Work item> Which lines in the records below contain the word "SOON"? Copy each of them.

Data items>
•••

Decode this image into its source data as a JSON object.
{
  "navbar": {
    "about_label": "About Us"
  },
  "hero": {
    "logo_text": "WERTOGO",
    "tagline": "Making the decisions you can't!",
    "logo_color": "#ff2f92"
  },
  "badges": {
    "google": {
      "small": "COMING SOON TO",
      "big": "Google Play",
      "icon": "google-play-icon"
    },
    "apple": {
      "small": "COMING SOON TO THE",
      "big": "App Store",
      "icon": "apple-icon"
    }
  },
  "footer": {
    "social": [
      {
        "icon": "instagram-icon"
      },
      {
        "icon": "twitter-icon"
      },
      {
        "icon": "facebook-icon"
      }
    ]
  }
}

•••

Your response>
      "small": "COMING SOON TO",
      "small": "COMING SOON TO THE",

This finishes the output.